> [Task to carry out]:
Retype all the entries word for word, but omit the pictures.

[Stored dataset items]
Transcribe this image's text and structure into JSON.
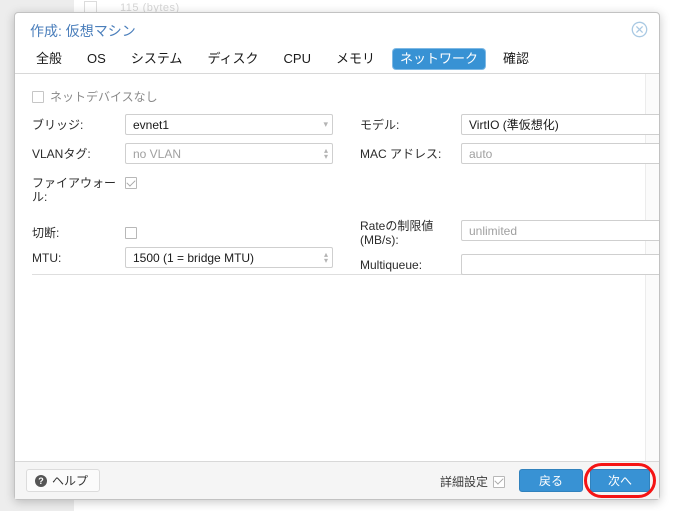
{
  "background": {
    "ghost_text": "115 (bytes)"
  },
  "dialog": {
    "title": "作成: 仮想マシン",
    "close_icon": "close-circle-icon"
  },
  "tabs": [
    {
      "label": "全般",
      "active": false
    },
    {
      "label": "OS",
      "active": false
    },
    {
      "label": "システム",
      "active": false
    },
    {
      "label": "ディスク",
      "active": false
    },
    {
      "label": "CPU",
      "active": false
    },
    {
      "label": "メモリ",
      "active": false
    },
    {
      "label": "ネットワーク",
      "active": true
    },
    {
      "label": "確認",
      "active": false
    }
  ],
  "form": {
    "no_network_device": {
      "label": "ネットデバイスなし",
      "checked": false
    },
    "bridge": {
      "label": "ブリッジ:",
      "value": "evnet1",
      "is_placeholder": false,
      "arrow": "chevron-down-icon"
    },
    "vlan_tag": {
      "label": "VLANタグ:",
      "value": "no VLAN",
      "is_placeholder": true
    },
    "firewall": {
      "label_line1": "ファイアウォー",
      "label_line2": "ル:",
      "checked": true
    },
    "model": {
      "label": "モデル:",
      "value": "VirtIO (準仮想化)",
      "is_placeholder": false,
      "arrow": "chevron-down-icon"
    },
    "mac_address": {
      "label": "MAC アドレス:",
      "value": "auto",
      "is_placeholder": true
    },
    "disconnect": {
      "label": "切断:",
      "checked": false
    },
    "mtu": {
      "label": "MTU:",
      "value": "1500 (1 = bridge MTU)",
      "is_placeholder": false
    },
    "rate_limit": {
      "label_line1": "Rateの制限値",
      "label_line2": "(MB/s):",
      "value": "unlimited",
      "is_placeholder": true
    },
    "multiqueue": {
      "label": "Multiqueue:",
      "value": "",
      "is_placeholder": true
    }
  },
  "footer": {
    "help_label": "ヘルプ",
    "help_icon": "question-mark-icon",
    "advanced_label": "詳細設定",
    "advanced_checked": true,
    "back_label": "戻る",
    "next_label": "次へ",
    "next_highlight_color": "#f51414"
  },
  "colors": {
    "accent": "#3892d4",
    "title": "#4a7ebb",
    "highlight": "#f51414"
  }
}
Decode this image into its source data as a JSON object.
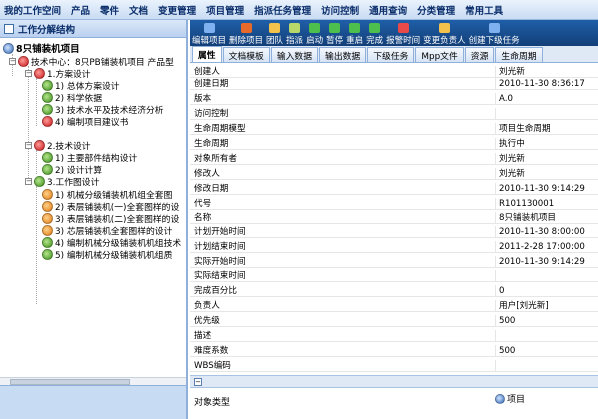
{
  "menu": [
    "我的工作空间",
    "产品",
    "零件",
    "文档",
    "变更管理",
    "项目管理",
    "指派任务管理",
    "访问控制",
    "通用查询",
    "分类管理",
    "常用工具"
  ],
  "left_panel": {
    "title": "工作分解结构",
    "tree": [
      {
        "label": "8只铺装机项目",
        "icon": "blue-project-icon"
      },
      {
        "label": "技术中心：8只PB铺装机项目  产品型",
        "icon": "red-gear-icon"
      },
      {
        "label": "1.方案设计",
        "icon": "red-gear-icon"
      },
      {
        "label": "1) 总体方案设计",
        "icon": "green-gear-icon"
      },
      {
        "label": "2) 科学依据",
        "icon": "green-gear-icon"
      },
      {
        "label": "3) 技术水平及技术经济分析",
        "icon": "green-gear-icon"
      },
      {
        "label": "4) 编制项目建议书",
        "icon": "red-gear-icon"
      },
      {
        "label": "2.技术设计",
        "icon": "red-gear-icon"
      },
      {
        "label": "1) 主要部件结构设计",
        "icon": "green-gear-icon"
      },
      {
        "label": "2) 设计计算",
        "icon": "green-gear-icon"
      },
      {
        "label": "3.工作图设计",
        "icon": "green-gear-icon"
      },
      {
        "label": "1) 机械分级铺装机机组全套图",
        "icon": "orange-gear-icon"
      },
      {
        "label": "2) 表层铺装机(一)全套图样的设",
        "icon": "orange-gear-icon"
      },
      {
        "label": "3) 表层铺装机(二)全套图样的设",
        "icon": "orange-gear-icon"
      },
      {
        "label": "3) 芯层铺装机全套图样的设计",
        "icon": "orange-gear-icon"
      },
      {
        "label": "4) 编制机械分级铺装机机组技术",
        "icon": "green-gear-icon"
      },
      {
        "label": "5) 编制机械分级铺装机机组质",
        "icon": "green-gear-icon"
      }
    ]
  },
  "toolbar": [
    "编辑项目",
    "删除项目",
    "团队",
    "指派",
    "启动",
    "暂停",
    "重启",
    "完成",
    "报警时间",
    "变更负责人",
    "创建下级任务"
  ],
  "tabs": [
    "属性",
    "文档模板",
    "输入数据",
    "输出数据",
    "下级任务",
    "Mpp文件",
    "资源",
    "生命周期"
  ],
  "properties": [
    {
      "k": "创建人",
      "v": "刘光新"
    },
    {
      "k": "创建日期",
      "v": "2010-11-30 8:36:17"
    },
    {
      "k": "版本",
      "v": "A.0"
    },
    {
      "k": "访问控制",
      "v": ""
    },
    {
      "k": "生命周期模型",
      "v": "项目生命周期"
    },
    {
      "k": "生命周期",
      "v": "执行中"
    },
    {
      "k": "对象所有者",
      "v": "刘光新"
    },
    {
      "k": "修改人",
      "v": "刘光新"
    },
    {
      "k": "修改日期",
      "v": "2010-11-30 9:14:29"
    },
    {
      "k": "代号",
      "v": "R101130001"
    },
    {
      "k": "名称",
      "v": "8只铺装机项目"
    },
    {
      "k": "计划开始时间",
      "v": "2010-11-30 8:00:00"
    },
    {
      "k": "计划结束时间",
      "v": "2011-2-28 17:00:00"
    },
    {
      "k": "实际开始时间",
      "v": "2010-11-30 9:14:29"
    },
    {
      "k": "实际结束时间",
      "v": ""
    },
    {
      "k": "完成百分比",
      "v": "0"
    },
    {
      "k": "负责人",
      "v": "用户[刘光新]"
    },
    {
      "k": "优先级",
      "v": "500"
    },
    {
      "k": "描述",
      "v": ""
    },
    {
      "k": "难度系数",
      "v": "500"
    },
    {
      "k": "WBS编码",
      "v": ""
    }
  ],
  "section": {
    "collapse_glyph": "−",
    "object_type_label": "对象类型",
    "object_type_value": "项目"
  },
  "colors": {
    "toolbar_bg": "#1f5fa8",
    "accent": "#0b2e6b"
  }
}
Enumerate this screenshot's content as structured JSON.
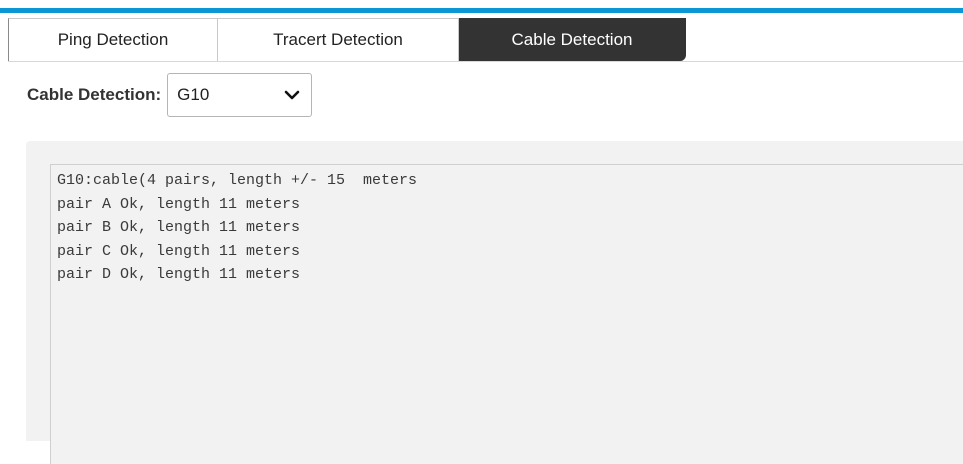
{
  "tabs": [
    {
      "label": "Ping Detection",
      "active": false
    },
    {
      "label": "Tracert Detection",
      "active": false
    },
    {
      "label": "Cable Detection",
      "active": true
    }
  ],
  "colors": {
    "accent": "#0b97d4",
    "active_tab_bg": "#333333",
    "output_bg": "#f2f2f2"
  },
  "selector": {
    "label": "Cable Detection:",
    "selected_port": "G10",
    "icon": "chevron-down-icon"
  },
  "output": {
    "lines": [
      "G10:cable(4 pairs, length +/- 15  meters",
      "pair A Ok, length 11 meters",
      "pair B Ok, length 11 meters",
      "pair C Ok, length 11 meters",
      "pair D Ok, length 11 meters"
    ]
  }
}
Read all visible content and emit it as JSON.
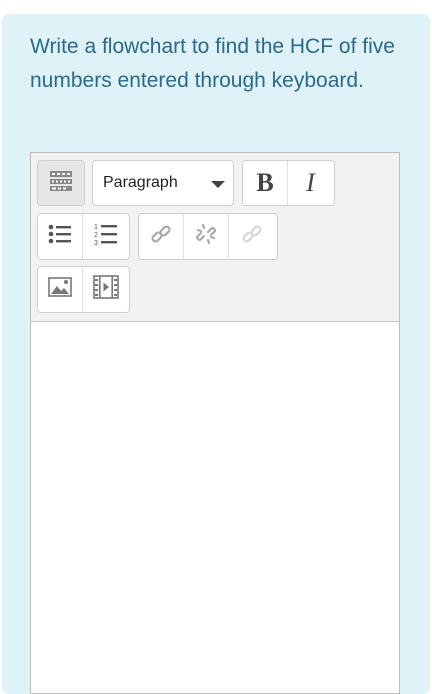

> [Solved problem]:
Transcribe this image's text and structure into JSON.
{
  "background": {
    "ghost_text": "115 (bytes)"
  },
  "dialog": {
    "title": "作成: 仮想マシン",
    "close_icon": "close-circle-icon"
  },
  "tabs": [
    {
      "label": "全般",
      "active": false
    },
    {
      "label": "OS",
      "active": false
    },
    {
      "label": "システム",
      "active": false
    },
    {
      "label": "ディスク",
      "active": false
    },
    {
      "label": "CPU",
      "active": false
    },
    {
      "label": "メモリ",
      "active": false
    },
    {
      "label": "ネットワーク",
      "active": true
    },
    {
      "label": "確認",
      "active": false
    }
  ],
  "form": {
    "no_network_device": {
      "label": "ネットデバイスなし",
      "checked": false
    },
    "bridge": {
      "label": "ブリッジ:",
      "value": "evnet1",
      "is_placeholder": false,
      "arrow": "chevron-down-icon"
    },
    "vlan_tag": {
      "label": "VLANタグ:",
      "value": "no VLAN",
      "is_placeholder": true
    },
    "firewall": {
      "label_line1": "ファイアウォー",
      "label_line2": "ル:",
      "checked": true
    },
    "model": {
      "label": "モデル:",
      "value": "VirtIO (準仮想化)",
      "is_placeholder": false,
      "arrow": "chevron-down-icon"
    },
    "mac_address": {
      "label": "MAC アドレス:",
      "value": "auto",
      "is_placeholder": true
    },
    "disconnect": {
      "label": "切断:",
      "checked": false
    },
    "mtu": {
      "label": "MTU:",
      "value": "1500 (1 = bridge MTU)",
      "is_placeholder": false
    },
    "rate_limit": {
      "label_line1": "Rateの制限値",
      "label_line2": "(MB/s):",
      "value": "unlimited",
      "is_placeholder": true
    },
    "multiqueue": {
      "label": "Multiqueue:",
      "value": "",
      "is_placeholder": true
    }
  },
  "footer": {
    "help_label": "ヘルプ",
    "help_icon": "question-mark-icon",
    "advanced_label": "詳細設定",
    "advanced_checked": true,
    "back_label": "戻る",
    "next_label": "次へ",
    "next_highlight_color": "#f51414"
  },
  "colors": {
    "accent": "#3892d4",
    "title": "#4a7ebb",
    "highlight": "#f51414"
  }
}
Decode this image into its source data as a JSON object.
{
  "menu": [
    "我的工作空间",
    "产品",
    "零件",
    "文档",
    "变更管理",
    "项目管理",
    "指派任务管理",
    "访问控制",
    "通用查询",
    "分类管理",
    "常用工具"
  ],
  "left_panel": {
    "title": "工作分解结构",
    "tree": [
      {
        "label": "8只铺装机项目",
        "icon": "blue-project-icon"
      },
      {
        "label": "技术中心：8只PB铺装机项目  产品型",
        "icon": "red-gear-icon"
      },
      {
        "label": "1.方案设计",
        "icon": "red-gear-icon"
      },
      {
        "label": "1) 总体方案设计",
        "icon": "green-gear-icon"
      },
      {
        "label": "2) 科学依据",
        "icon": "green-gear-icon"
      },
      {
        "label": "3) 技术水平及技术经济分析",
        "icon": "green-gear-icon"
      },
      {
        "label": "4) 编制项目建议书",
        "icon": "red-gear-icon"
      },
      {
        "label": "2.技术设计",
        "icon": "red-gear-icon"
      },
      {
        "label": "1) 主要部件结构设计",
        "icon": "green-gear-icon"
      },
      {
        "label": "2) 设计计算",
        "icon": "green-gear-icon"
      },
      {
        "label": "3.工作图设计",
        "icon": "green-gear-icon"
      },
      {
        "label": "1) 机械分级铺装机机组全套图",
        "icon": "orange-gear-icon"
      },
      {
        "label": "2) 表层铺装机(一)全套图样的设",
        "icon": "orange-gear-icon"
      },
      {
        "label": "3) 表层铺装机(二)全套图样的设",
        "icon": "orange-gear-icon"
      },
      {
        "label": "3) 芯层铺装机全套图样的设计",
        "icon": "orange-gear-icon"
      },
      {
        "label": "4) 编制机械分级铺装机机组技术",
        "icon": "green-gear-icon"
      },
      {
        "label": "5) 编制机械分级铺装机机组质",
        "icon": "green-gear-icon"
      }
    ]
  },
  "toolbar": [
    "编辑项目",
    "删除项目",
    "团队",
    "指派",
    "启动",
    "暂停",
    "重启",
    "完成",
    "报警时间",
    "变更负责人",
    "创建下级任务"
  ],
  "tabs": [
    "属性",
    "文档模板",
    "输入数据",
    "输出数据",
    "下级任务",
    "Mpp文件",
    "资源",
    "生命周期"
  ],
  "properties": [
    {
      "k": "创建人",
      "v": "刘光新"
    },
    {
      "k": "创建日期",
      "v": "2010-11-30 8:36:17"
    },
    {
      "k": "版本",
      "v": "A.0"
    },
    {
      "k": "访问控制",
      "v": ""
    },
    {
      "k": "生命周期模型",
      "v": "项目生命周期"
    },
    {
      "k": "生命周期",
      "v": "执行中"
    },
    {
      "k": "对象所有者",
      "v": "刘光新"
    },
    {
      "k": "修改人",
      "v": "刘光新"
    },
    {
      "k": "修改日期",
      "v": "2010-11-30 9:14:29"
    },
    {
      "k": "代号",
      "v": "R101130001"
    },
    {
      "k": "名称",
      "v": "8只铺装机项目"
    },
    {
      "k": "计划开始时间",
      "v": "2010-11-30 8:00:00"
    },
    {
      "k": "计划结束时间",
      "v": "2011-2-28 17:00:00"
    },
    {
      "k": "实际开始时间",
      "v": "2010-11-30 9:14:29"
    },
    {
      "k": "实际结束时间",
      "v": ""
    },
    {
      "k": "完成百分比",
      "v": "0"
    },
    {
      "k": "负责人",
      "v": "用户[刘光新]"
    },
    {
      "k": "优先级",
      "v": "500"
    },
    {
      "k": "描述",
      "v": ""
    },
    {
      "k": "难度系数",
      "v": "500"
    },
    {
      "k": "WBS编码",
      "v": ""
    }
  ],
  "section": {
    "collapse_glyph": "−",
    "object_type_label": "对象类型",
    "object_type_value": "项目"
  },
  "colors": {
    "toolbar_bg": "#1f5fa8",
    "accent": "#0b2e6b"
  }
}
Enumerate this screenshot's content as structured JSON.
{
  "tabs": [
    {
      "label": "Ping Detection",
      "active": false
    },
    {
      "label": "Tracert Detection",
      "active": false
    },
    {
      "label": "Cable Detection",
      "active": true
    }
  ],
  "colors": {
    "accent": "#0b97d4",
    "active_tab_bg": "#333333",
    "output_bg": "#f2f2f2"
  },
  "selector": {
    "label": "Cable Detection:",
    "selected_port": "G10",
    "icon": "chevron-down-icon"
  },
  "output": {
    "lines": [
      "G10:cable(4 pairs, length +/- 15  meters",
      "pair A Ok, length 11 meters",
      "pair B Ok, length 11 meters",
      "pair C Ok, length 11 meters",
      "pair D Ok, length 11 meters"
    ]
  }
}
Read all visible content and emit it as JSON.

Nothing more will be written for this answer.